TASK PROMPT: Could you reproduce all of these records exactly?

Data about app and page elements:

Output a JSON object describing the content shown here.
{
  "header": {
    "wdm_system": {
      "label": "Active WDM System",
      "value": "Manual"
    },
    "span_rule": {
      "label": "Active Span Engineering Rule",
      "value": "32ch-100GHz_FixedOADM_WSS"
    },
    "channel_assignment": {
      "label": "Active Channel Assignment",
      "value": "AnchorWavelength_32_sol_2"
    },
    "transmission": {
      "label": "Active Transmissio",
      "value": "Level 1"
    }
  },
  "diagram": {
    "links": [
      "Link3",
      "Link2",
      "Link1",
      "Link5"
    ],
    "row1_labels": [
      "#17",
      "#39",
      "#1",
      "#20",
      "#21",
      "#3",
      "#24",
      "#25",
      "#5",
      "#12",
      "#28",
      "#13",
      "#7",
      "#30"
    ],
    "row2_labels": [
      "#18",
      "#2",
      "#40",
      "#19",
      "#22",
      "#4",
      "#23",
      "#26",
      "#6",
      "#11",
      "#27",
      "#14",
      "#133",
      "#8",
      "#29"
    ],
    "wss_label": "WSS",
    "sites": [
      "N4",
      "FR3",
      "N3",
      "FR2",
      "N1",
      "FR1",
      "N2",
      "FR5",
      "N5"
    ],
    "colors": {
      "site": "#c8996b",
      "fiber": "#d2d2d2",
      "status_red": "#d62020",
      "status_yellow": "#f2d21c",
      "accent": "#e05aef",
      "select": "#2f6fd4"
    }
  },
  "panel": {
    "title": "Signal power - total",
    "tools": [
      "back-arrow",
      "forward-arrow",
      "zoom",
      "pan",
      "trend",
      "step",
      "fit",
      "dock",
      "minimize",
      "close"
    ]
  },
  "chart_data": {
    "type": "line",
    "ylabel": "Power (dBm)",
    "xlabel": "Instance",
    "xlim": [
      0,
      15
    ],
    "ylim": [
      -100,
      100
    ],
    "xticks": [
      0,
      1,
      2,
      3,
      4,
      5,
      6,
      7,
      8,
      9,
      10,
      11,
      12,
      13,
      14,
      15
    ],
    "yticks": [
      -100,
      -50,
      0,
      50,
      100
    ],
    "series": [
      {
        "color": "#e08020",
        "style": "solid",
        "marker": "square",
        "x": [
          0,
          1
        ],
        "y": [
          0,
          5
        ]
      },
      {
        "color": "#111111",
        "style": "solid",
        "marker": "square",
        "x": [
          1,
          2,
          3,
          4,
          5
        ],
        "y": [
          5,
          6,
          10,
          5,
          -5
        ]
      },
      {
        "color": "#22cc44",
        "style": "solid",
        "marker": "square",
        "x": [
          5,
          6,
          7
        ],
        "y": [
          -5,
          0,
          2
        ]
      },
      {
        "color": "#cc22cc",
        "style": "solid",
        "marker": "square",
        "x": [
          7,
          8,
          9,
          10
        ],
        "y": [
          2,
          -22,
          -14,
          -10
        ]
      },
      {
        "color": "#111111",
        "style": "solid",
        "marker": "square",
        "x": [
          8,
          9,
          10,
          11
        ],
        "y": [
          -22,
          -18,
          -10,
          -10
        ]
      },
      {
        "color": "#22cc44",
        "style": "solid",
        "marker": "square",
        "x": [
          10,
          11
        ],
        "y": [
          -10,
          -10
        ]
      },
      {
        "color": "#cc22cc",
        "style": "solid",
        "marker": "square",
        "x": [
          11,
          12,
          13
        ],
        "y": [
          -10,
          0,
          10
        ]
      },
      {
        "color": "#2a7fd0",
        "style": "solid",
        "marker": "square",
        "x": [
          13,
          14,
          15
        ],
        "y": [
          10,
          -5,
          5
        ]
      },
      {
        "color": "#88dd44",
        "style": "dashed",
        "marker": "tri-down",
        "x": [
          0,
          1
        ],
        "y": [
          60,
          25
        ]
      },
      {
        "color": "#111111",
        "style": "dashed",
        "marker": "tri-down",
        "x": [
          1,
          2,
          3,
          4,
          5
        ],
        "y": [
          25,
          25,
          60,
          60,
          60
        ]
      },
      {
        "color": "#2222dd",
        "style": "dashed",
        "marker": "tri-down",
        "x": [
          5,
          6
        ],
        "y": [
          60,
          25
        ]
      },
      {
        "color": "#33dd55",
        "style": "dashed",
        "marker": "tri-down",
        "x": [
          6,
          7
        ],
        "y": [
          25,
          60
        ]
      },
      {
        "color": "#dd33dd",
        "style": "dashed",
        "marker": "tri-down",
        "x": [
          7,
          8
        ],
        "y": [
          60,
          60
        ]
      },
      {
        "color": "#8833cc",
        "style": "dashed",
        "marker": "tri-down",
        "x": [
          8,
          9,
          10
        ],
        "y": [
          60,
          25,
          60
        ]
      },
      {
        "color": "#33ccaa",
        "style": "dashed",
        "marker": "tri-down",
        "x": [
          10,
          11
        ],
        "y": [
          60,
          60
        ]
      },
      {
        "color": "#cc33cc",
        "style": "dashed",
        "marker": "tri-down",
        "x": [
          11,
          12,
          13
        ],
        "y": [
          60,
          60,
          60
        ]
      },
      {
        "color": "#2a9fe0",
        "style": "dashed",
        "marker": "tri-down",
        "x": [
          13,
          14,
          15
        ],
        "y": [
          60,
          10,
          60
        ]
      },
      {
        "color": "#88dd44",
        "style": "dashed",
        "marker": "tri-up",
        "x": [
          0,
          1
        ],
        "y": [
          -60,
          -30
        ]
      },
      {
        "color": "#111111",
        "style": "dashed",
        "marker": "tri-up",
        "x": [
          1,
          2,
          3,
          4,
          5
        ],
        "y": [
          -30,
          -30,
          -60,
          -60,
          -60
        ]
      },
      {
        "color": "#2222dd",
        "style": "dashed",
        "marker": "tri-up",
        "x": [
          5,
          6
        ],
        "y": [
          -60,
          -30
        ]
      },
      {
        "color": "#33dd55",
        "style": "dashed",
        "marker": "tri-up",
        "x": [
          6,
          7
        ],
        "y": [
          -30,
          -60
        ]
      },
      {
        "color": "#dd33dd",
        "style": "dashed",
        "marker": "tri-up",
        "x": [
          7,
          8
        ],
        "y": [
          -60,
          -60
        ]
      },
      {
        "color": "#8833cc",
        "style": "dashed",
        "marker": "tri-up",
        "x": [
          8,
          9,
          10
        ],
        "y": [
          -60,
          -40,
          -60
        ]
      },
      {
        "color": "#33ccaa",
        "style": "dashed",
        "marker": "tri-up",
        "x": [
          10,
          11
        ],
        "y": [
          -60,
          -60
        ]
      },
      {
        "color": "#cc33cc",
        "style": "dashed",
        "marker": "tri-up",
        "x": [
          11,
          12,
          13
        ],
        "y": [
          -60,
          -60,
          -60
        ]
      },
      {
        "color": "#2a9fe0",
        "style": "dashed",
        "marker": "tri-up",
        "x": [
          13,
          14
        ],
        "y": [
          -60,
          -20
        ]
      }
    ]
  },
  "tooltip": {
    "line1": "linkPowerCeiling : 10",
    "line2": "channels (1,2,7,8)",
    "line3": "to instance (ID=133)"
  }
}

WRITTEN RESPONSE:
Output a JSON object describing the content shown here.
{
  "header": {
    "wdm_system": {
      "label": "Active WDM System",
      "value": "Manual"
    },
    "span_rule": {
      "label": "Active Span Engineering Rule",
      "value": "32ch-100GHz_FixedOADM_WSS"
    },
    "channel_assignment": {
      "label": "Active Channel Assignment",
      "value": "AnchorWavelength_32_sol_2"
    },
    "transmission": {
      "label": "Active Transmissio",
      "value": "Level 1"
    }
  },
  "diagram": {
    "links": [
      "Link3",
      "Link2",
      "Link1",
      "Link5"
    ],
    "row1_labels": [
      "#17",
      "#39",
      "#1",
      "#20",
      "#21",
      "#3",
      "#24",
      "#25",
      "#5",
      "#12",
      "#28",
      "#13",
      "#7",
      "#30"
    ],
    "row2_labels": [
      "#18",
      "#2",
      "#40",
      "#19",
      "#22",
      "#4",
      "#23",
      "#26",
      "#6",
      "#11",
      "#27",
      "#14",
      "#133",
      "#8",
      "#29"
    ],
    "wss_label": "WSS",
    "sites": [
      "N4",
      "FR3",
      "N3",
      "FR2",
      "N1",
      "FR1",
      "N2",
      "FR5",
      "N5"
    ],
    "colors": {
      "site": "#c8996b",
      "fiber": "#d2d2d2",
      "status_red": "#d62020",
      "status_yellow": "#f2d21c",
      "accent": "#e05aef",
      "select": "#2f6fd4"
    }
  },
  "panel": {
    "title": "Signal power - total",
    "tools": [
      "back-arrow",
      "forward-arrow",
      "zoom",
      "pan",
      "trend",
      "step",
      "fit",
      "dock",
      "minimize",
      "close"
    ]
  },
  "chart_data": {
    "type": "line",
    "ylabel": "Power (dBm)",
    "xlabel": "Instance",
    "xlim": [
      0,
      15
    ],
    "ylim": [
      -100,
      100
    ],
    "xticks": [
      0,
      1,
      2,
      3,
      4,
      5,
      6,
      7,
      8,
      9,
      10,
      11,
      12,
      13,
      14,
      15
    ],
    "yticks": [
      -100,
      -50,
      0,
      50,
      100
    ],
    "series": [
      {
        "color": "#e08020",
        "style": "solid",
        "marker": "square",
        "x": [
          0,
          1
        ],
        "y": [
          0,
          5
        ]
      },
      {
        "color": "#111111",
        "style": "solid",
        "marker": "square",
        "x": [
          1,
          2,
          3,
          4,
          5
        ],
        "y": [
          5,
          6,
          10,
          5,
          -5
        ]
      },
      {
        "color": "#22cc44",
        "style": "solid",
        "marker": "square",
        "x": [
          5,
          6,
          7
        ],
        "y": [
          -5,
          0,
          2
        ]
      },
      {
        "color": "#cc22cc",
        "style": "solid",
        "marker": "square",
        "x": [
          7,
          8,
          9,
          10
        ],
        "y": [
          2,
          -22,
          -14,
          -10
        ]
      },
      {
        "color": "#111111",
        "style": "solid",
        "marker": "square",
        "x": [
          8,
          9,
          10,
          11
        ],
        "y": [
          -22,
          -18,
          -10,
          -10
        ]
      },
      {
        "color": "#22cc44",
        "style": "solid",
        "marker": "square",
        "x": [
          10,
          11
        ],
        "y": [
          -10,
          -10
        ]
      },
      {
        "color": "#cc22cc",
        "style": "solid",
        "marker": "square",
        "x": [
          11,
          12,
          13
        ],
        "y": [
          -10,
          0,
          10
        ]
      },
      {
        "color": "#2a7fd0",
        "style": "solid",
        "marker": "square",
        "x": [
          13,
          14,
          15
        ],
        "y": [
          10,
          -5,
          5
        ]
      },
      {
        "color": "#88dd44",
        "style": "dashed",
        "marker": "tri-down",
        "x": [
          0,
          1
        ],
        "y": [
          60,
          25
        ]
      },
      {
        "color": "#111111",
        "style": "dashed",
        "marker": "tri-down",
        "x": [
          1,
          2,
          3,
          4,
          5
        ],
        "y": [
          25,
          25,
          60,
          60,
          60
        ]
      },
      {
        "color": "#2222dd",
        "style": "dashed",
        "marker": "tri-down",
        "x": [
          5,
          6
        ],
        "y": [
          60,
          25
        ]
      },
      {
        "color": "#33dd55",
        "style": "dashed",
        "marker": "tri-down",
        "x": [
          6,
          7
        ],
        "y": [
          25,
          60
        ]
      },
      {
        "color": "#dd33dd",
        "style": "dashed",
        "marker": "tri-down",
        "x": [
          7,
          8
        ],
        "y": [
          60,
          60
        ]
      },
      {
        "color": "#8833cc",
        "style": "dashed",
        "marker": "tri-down",
        "x": [
          8,
          9,
          10
        ],
        "y": [
          60,
          25,
          60
        ]
      },
      {
        "color": "#33ccaa",
        "style": "dashed",
        "marker": "tri-down",
        "x": [
          10,
          11
        ],
        "y": [
          60,
          60
        ]
      },
      {
        "color": "#cc33cc",
        "style": "dashed",
        "marker": "tri-down",
        "x": [
          11,
          12,
          13
        ],
        "y": [
          60,
          60,
          60
        ]
      },
      {
        "color": "#2a9fe0",
        "style": "dashed",
        "marker": "tri-down",
        "x": [
          13,
          14,
          15
        ],
        "y": [
          60,
          10,
          60
        ]
      },
      {
        "color": "#88dd44",
        "style": "dashed",
        "marker": "tri-up",
        "x": [
          0,
          1
        ],
        "y": [
          -60,
          -30
        ]
      },
      {
        "color": "#111111",
        "style": "dashed",
        "marker": "tri-up",
        "x": [
          1,
          2,
          3,
          4,
          5
        ],
        "y": [
          -30,
          -30,
          -60,
          -60,
          -60
        ]
      },
      {
        "color": "#2222dd",
        "style": "dashed",
        "marker": "tri-up",
        "x": [
          5,
          6
        ],
        "y": [
          -60,
          -30
        ]
      },
      {
        "color": "#33dd55",
        "style": "dashed",
        "marker": "tri-up",
        "x": [
          6,
          7
        ],
        "y": [
          -30,
          -60
        ]
      },
      {
        "color": "#dd33dd",
        "style": "dashed",
        "marker": "tri-up",
        "x": [
          7,
          8
        ],
        "y": [
          -60,
          -60
        ]
      },
      {
        "color": "#8833cc",
        "style": "dashed",
        "marker": "tri-up",
        "x": [
          8,
          9,
          10
        ],
        "y": [
          -60,
          -40,
          -60
        ]
      },
      {
        "color": "#33ccaa",
        "style": "dashed",
        "marker": "tri-up",
        "x": [
          10,
          11
        ],
        "y": [
          -60,
          -60
        ]
      },
      {
        "color": "#cc33cc",
        "style": "dashed",
        "marker": "tri-up",
        "x": [
          11,
          12,
          13
        ],
        "y": [
          -60,
          -60,
          -60
        ]
      },
      {
        "color": "#2a9fe0",
        "style": "dashed",
        "marker": "tri-up",
        "x": [
          13,
          14
        ],
        "y": [
          -60,
          -20
        ]
      }
    ]
  },
  "tooltip": {
    "line1": "linkPowerCeiling : 10",
    "line2": "channels (1,2,7,8)",
    "line3": "to instance (ID=133)"
  }
}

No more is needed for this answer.